While every nonprofit wants to cause change in some way, every nonprofit is different. Each with a unique goal, different needs, and all conduct daily operations in a different way.
As a result of all these differences, each nonprofit’s technology should reflect their uniqueness. For example, some nonprofits require more raw computing power while others will require less.
When assessing your nonprofit’s current technology situation specific questions need to be asked to ensure that you’re getting the most out of your tech infrastructure.
Here are a few of those important questions you can ask yourself and staff about your nonprofit's technology.
What does your nonprofit do, and how will this technology enhance your mission?
Before jumping into the deep end with new tech that's boasting all the latest bells and whistles, take a step back and assess what it is your nonprofit does, and how that fancy new tech will assist you. It is important to look at the ‘big picture’ to avoid simply jumping at the latest tech, just because it is the latest tech.
What makes doing your work annoying or difficult?
Think about what makes your work, or your employees' work, difficult and follow these bread crumbs to a solution. Often times members of the same organization working in very different parts of the organization may be experiencing similar problems with their processes but for different reasons. It is important to look at all angles as to not hamper the production of one department to improve the process of another.
What will change about your organization when this tech is fully implemented or removed?
Will this tech switch improve productivity? Will it improve client communication or relationships? What new information will I have at my disposal? These are all questions you can ask yourself when making a tech switch to test whether or not the move is right for your nonprofit. Your decision to switch to a new tech should positively enhance one or more of these areas.
How is my staff responding, how can I improve this response?
If your staff is speaking negatively about a specific task or job, think about solutions to those problems without affecting other processes. Will a switch to cloud computing across the board be viable to solve one small problem? Probably not. But storing certain files that are often shared on a cloud might be an interesting solution to the problem.

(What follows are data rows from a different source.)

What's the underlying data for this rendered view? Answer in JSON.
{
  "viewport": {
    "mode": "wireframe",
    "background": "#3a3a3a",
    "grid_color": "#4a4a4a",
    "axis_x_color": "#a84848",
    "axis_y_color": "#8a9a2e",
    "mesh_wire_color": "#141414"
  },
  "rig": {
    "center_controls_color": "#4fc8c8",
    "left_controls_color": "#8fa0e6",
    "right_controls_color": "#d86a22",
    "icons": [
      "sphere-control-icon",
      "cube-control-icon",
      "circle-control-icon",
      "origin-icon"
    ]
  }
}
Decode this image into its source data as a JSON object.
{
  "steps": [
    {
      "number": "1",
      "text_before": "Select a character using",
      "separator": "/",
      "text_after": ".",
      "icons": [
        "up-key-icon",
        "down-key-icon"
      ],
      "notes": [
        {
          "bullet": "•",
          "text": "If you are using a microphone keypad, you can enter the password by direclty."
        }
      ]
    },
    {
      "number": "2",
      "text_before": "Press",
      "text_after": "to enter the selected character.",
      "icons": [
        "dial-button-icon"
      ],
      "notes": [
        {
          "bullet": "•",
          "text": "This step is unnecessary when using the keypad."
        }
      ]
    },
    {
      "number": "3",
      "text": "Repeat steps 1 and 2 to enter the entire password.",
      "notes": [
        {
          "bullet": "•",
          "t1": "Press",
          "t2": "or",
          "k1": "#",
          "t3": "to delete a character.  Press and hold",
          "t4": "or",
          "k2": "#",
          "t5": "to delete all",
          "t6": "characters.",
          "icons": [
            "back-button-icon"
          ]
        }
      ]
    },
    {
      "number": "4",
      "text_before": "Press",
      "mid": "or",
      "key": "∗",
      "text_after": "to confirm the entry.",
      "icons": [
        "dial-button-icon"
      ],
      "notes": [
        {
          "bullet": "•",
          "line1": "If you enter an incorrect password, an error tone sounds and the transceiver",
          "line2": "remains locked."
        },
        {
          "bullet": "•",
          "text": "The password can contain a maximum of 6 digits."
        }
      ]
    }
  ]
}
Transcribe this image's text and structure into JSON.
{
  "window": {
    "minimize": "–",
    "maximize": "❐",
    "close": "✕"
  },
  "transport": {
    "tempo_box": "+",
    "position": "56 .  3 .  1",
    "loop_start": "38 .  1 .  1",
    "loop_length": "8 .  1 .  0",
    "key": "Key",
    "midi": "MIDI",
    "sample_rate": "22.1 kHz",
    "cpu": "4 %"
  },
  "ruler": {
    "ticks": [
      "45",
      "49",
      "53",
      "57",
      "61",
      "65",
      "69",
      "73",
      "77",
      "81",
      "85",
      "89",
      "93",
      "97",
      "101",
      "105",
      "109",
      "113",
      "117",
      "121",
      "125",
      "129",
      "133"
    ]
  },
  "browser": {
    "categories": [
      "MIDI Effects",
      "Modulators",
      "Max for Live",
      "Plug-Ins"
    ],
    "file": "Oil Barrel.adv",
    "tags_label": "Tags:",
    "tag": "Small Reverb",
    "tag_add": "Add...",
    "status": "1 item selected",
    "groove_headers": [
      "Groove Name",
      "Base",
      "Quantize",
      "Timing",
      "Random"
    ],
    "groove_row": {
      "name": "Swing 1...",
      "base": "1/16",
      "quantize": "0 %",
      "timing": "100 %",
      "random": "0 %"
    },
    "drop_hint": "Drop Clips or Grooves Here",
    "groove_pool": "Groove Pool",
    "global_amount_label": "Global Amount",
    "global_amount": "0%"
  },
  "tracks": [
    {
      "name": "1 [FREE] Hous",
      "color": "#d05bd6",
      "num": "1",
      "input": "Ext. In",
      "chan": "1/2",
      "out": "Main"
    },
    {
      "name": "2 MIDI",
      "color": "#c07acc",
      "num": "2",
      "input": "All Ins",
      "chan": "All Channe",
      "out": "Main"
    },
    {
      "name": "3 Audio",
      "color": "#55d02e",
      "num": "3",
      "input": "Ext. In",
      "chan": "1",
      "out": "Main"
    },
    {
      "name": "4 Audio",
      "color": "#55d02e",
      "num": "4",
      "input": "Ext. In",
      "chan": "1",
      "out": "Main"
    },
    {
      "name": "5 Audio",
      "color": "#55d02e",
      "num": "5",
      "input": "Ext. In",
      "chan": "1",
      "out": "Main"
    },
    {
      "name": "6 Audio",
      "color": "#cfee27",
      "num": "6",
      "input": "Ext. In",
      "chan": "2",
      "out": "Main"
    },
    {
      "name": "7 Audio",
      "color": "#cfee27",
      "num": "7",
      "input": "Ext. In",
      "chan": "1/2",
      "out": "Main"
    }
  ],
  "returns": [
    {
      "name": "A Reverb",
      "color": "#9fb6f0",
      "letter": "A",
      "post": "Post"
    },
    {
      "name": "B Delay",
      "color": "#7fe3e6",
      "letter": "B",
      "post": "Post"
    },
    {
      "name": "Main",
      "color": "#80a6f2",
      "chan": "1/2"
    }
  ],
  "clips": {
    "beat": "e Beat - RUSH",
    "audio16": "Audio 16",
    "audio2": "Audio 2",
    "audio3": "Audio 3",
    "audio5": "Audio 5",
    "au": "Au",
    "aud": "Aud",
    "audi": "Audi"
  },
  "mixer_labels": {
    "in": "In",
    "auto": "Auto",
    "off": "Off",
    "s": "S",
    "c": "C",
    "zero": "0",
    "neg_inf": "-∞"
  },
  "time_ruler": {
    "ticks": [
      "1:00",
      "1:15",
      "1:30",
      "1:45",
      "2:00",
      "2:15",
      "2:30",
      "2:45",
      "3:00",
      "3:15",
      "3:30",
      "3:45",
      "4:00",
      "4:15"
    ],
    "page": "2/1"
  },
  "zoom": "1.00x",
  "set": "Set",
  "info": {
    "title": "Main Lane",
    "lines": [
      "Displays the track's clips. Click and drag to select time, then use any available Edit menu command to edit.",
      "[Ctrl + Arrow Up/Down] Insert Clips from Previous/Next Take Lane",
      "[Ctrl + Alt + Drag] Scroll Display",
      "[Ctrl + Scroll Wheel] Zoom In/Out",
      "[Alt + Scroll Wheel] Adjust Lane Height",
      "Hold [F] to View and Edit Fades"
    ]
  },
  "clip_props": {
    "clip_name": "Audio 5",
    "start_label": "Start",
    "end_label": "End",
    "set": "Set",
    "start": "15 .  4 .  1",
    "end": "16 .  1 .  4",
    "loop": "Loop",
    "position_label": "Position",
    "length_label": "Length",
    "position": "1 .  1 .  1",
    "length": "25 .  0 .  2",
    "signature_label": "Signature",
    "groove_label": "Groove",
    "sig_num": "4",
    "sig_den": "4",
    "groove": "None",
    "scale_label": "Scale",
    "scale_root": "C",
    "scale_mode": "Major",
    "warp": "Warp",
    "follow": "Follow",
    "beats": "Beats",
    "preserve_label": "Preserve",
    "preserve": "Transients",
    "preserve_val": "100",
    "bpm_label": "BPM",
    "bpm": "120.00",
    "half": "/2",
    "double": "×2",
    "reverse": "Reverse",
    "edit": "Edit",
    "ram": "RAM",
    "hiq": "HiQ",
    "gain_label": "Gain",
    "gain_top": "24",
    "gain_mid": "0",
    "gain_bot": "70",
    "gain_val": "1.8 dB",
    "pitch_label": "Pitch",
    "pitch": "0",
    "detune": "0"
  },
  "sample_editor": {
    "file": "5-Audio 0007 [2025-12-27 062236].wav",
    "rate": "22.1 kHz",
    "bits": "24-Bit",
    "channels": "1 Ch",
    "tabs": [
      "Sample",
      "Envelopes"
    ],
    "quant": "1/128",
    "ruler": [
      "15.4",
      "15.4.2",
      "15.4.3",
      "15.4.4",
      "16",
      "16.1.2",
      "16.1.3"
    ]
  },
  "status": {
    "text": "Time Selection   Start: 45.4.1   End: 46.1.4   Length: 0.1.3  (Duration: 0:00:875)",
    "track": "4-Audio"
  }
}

In today’s contemporary, tech driven society, there is no reason to suffer with old, inefficient technology. However, it is important to stop and assess the big picture before diving head first into massive tech switches and improvements.